▶ [Data entries]:

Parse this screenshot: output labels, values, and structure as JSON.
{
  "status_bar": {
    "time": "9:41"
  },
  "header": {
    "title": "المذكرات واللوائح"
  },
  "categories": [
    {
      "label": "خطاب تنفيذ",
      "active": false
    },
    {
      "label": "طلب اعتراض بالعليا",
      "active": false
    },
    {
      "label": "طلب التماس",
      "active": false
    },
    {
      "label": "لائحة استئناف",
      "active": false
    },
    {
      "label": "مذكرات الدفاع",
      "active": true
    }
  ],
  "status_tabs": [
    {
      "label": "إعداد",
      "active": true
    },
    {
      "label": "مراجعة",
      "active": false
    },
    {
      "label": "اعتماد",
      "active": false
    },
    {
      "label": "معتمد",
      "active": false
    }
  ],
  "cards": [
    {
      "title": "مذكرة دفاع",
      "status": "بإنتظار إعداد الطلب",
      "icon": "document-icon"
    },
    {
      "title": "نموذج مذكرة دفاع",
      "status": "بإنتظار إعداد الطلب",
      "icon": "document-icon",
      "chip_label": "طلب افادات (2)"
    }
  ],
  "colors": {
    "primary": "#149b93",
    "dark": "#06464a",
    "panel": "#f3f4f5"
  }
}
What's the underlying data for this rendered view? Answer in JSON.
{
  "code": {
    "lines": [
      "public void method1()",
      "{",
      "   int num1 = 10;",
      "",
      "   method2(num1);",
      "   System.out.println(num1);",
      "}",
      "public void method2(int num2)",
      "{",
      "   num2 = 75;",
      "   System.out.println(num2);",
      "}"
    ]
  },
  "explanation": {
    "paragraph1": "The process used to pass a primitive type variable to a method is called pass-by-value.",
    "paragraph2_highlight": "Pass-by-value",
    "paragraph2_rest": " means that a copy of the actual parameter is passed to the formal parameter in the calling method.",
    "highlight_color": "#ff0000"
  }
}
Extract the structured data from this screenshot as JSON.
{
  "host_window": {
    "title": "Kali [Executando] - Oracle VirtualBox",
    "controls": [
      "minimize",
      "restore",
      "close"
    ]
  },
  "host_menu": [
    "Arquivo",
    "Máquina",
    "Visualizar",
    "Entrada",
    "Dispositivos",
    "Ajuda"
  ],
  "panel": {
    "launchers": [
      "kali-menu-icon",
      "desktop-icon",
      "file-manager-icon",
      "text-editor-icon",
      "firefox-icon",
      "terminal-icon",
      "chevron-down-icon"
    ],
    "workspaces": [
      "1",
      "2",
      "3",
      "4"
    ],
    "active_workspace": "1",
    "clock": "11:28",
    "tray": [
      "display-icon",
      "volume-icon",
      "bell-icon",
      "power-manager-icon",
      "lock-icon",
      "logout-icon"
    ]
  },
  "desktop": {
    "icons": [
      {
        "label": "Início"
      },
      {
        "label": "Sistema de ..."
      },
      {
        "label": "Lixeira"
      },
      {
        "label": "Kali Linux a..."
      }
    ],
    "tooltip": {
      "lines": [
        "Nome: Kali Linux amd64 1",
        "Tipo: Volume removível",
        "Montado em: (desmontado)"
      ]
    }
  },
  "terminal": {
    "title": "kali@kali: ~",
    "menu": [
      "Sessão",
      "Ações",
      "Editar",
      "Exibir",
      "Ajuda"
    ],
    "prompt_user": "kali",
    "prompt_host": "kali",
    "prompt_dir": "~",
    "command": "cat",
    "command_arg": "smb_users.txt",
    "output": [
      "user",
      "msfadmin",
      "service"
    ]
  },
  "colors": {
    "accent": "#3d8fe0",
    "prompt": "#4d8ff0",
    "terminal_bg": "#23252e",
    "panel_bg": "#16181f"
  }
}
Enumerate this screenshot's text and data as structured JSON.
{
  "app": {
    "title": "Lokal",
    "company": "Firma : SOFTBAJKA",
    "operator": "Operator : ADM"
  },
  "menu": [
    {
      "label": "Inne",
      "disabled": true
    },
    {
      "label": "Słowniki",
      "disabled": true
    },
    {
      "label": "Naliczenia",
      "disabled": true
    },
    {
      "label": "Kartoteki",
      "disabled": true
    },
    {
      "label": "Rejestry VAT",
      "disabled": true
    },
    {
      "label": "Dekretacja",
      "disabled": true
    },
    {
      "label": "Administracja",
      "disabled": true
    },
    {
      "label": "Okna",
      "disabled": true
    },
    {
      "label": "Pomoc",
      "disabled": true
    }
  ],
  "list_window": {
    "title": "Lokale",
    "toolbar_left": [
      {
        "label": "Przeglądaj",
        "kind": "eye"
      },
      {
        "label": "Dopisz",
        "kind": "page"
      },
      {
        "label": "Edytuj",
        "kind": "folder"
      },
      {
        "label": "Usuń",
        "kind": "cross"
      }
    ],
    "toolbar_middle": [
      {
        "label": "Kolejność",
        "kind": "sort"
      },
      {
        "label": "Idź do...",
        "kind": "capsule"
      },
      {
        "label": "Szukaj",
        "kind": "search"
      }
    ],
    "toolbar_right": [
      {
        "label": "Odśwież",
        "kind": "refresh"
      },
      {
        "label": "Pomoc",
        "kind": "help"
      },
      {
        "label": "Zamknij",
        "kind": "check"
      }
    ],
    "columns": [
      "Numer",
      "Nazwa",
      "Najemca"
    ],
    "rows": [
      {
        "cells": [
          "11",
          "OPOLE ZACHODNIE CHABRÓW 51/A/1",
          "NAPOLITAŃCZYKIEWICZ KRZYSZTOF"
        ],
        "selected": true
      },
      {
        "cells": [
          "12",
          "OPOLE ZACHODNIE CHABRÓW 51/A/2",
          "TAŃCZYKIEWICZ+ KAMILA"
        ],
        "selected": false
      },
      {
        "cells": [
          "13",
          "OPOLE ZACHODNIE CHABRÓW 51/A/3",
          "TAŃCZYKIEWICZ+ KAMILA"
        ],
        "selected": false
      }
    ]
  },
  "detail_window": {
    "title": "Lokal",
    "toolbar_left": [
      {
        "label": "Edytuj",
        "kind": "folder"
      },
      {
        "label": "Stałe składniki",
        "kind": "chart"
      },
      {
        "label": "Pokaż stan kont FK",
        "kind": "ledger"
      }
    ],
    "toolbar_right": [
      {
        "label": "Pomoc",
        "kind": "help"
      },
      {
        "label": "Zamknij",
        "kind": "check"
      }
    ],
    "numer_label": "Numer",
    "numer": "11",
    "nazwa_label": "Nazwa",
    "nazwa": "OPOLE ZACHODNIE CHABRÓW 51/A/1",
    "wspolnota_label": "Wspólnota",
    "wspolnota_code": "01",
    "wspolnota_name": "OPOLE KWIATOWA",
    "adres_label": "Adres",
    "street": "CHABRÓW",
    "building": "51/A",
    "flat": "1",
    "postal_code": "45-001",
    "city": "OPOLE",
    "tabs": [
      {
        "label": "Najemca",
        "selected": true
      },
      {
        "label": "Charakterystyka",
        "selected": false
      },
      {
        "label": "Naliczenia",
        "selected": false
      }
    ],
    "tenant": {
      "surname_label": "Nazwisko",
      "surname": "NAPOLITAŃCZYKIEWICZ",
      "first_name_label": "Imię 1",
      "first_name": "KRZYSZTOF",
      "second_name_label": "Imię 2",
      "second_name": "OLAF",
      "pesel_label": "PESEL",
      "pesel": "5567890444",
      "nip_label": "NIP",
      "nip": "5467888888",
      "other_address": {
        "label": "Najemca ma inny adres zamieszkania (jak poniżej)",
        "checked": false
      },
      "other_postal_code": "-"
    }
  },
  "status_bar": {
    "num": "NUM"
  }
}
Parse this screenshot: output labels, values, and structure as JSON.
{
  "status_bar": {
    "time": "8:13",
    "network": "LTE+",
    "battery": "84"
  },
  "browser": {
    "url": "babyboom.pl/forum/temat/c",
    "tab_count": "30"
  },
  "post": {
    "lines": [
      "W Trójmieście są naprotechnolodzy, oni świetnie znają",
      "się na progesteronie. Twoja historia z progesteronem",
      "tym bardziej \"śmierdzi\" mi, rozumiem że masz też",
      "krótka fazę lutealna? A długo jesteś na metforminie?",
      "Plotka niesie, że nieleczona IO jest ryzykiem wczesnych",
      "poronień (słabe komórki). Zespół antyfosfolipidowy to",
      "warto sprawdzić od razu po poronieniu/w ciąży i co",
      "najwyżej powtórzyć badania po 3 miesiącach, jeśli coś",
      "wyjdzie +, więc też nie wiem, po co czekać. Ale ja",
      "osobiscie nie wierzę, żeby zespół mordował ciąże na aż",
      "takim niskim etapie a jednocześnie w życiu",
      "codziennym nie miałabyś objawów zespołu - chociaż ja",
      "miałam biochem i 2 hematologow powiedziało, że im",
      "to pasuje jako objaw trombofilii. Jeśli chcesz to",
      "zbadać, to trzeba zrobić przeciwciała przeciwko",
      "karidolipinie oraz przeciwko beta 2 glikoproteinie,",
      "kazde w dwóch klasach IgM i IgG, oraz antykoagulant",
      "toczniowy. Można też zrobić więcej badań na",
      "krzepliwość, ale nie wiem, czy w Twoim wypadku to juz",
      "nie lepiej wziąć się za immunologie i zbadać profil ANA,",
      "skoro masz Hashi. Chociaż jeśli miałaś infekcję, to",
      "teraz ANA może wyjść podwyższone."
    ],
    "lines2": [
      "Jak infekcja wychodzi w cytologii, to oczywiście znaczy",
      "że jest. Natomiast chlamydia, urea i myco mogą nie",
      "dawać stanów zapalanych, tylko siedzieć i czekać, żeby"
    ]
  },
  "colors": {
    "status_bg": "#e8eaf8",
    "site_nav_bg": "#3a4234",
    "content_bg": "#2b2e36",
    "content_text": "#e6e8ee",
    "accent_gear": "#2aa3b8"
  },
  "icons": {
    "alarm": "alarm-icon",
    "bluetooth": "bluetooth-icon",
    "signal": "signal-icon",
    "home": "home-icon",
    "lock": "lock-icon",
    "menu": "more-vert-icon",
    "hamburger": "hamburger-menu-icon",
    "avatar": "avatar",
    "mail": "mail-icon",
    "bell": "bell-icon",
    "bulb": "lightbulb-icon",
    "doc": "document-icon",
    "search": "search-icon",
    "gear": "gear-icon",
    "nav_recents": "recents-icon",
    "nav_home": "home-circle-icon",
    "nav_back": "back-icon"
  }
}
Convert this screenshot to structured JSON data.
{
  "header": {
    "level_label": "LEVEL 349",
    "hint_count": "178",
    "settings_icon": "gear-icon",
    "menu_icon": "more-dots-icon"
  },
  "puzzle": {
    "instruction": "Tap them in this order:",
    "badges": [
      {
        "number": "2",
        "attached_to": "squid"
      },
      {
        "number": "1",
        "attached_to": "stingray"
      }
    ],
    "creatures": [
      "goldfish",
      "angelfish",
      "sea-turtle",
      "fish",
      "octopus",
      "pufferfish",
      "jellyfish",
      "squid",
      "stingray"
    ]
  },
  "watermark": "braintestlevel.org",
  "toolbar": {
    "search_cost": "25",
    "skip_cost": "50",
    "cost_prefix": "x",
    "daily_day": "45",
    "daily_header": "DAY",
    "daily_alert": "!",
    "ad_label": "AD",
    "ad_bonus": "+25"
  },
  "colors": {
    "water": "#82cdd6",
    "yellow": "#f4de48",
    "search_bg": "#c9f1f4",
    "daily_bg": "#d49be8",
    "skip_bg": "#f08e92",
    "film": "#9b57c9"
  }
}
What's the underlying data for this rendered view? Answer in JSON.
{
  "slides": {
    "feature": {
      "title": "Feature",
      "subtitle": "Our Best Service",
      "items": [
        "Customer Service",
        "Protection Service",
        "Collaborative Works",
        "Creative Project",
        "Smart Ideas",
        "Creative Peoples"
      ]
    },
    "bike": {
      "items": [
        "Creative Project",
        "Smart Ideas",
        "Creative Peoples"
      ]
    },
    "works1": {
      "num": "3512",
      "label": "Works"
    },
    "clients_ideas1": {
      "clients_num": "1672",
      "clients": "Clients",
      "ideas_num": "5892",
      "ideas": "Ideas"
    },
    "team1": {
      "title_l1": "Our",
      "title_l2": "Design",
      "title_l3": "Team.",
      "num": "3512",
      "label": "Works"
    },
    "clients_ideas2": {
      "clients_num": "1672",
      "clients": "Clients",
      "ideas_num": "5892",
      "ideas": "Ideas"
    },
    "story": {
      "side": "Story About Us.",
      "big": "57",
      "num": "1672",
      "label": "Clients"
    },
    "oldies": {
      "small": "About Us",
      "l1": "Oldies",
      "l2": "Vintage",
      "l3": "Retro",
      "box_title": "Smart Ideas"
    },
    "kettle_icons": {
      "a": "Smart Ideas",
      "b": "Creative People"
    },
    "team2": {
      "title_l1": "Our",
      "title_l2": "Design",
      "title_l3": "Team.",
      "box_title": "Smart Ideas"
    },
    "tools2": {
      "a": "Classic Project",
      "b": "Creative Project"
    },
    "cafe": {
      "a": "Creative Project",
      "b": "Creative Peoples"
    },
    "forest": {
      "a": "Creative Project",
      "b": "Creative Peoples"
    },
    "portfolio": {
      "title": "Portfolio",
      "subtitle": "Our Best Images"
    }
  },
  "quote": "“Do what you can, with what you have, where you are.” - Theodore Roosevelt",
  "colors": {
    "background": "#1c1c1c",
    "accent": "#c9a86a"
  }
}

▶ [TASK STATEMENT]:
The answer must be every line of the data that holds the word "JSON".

▶ [PROBLEM SOLUTION]:
Parse this screenshot: output labels, values, and structure as JSON.
What's the underlying data for this rendered view? Answer in JSON.
Extract the structured data from this screenshot as JSON.
Enumerate this screenshot's text and data as structured JSON.
Parse this screenshot: output labels, values, and structure as JSON.
Convert this screenshot to structured JSON data.
What's the underlying data for this rendered view? Answer in JSON.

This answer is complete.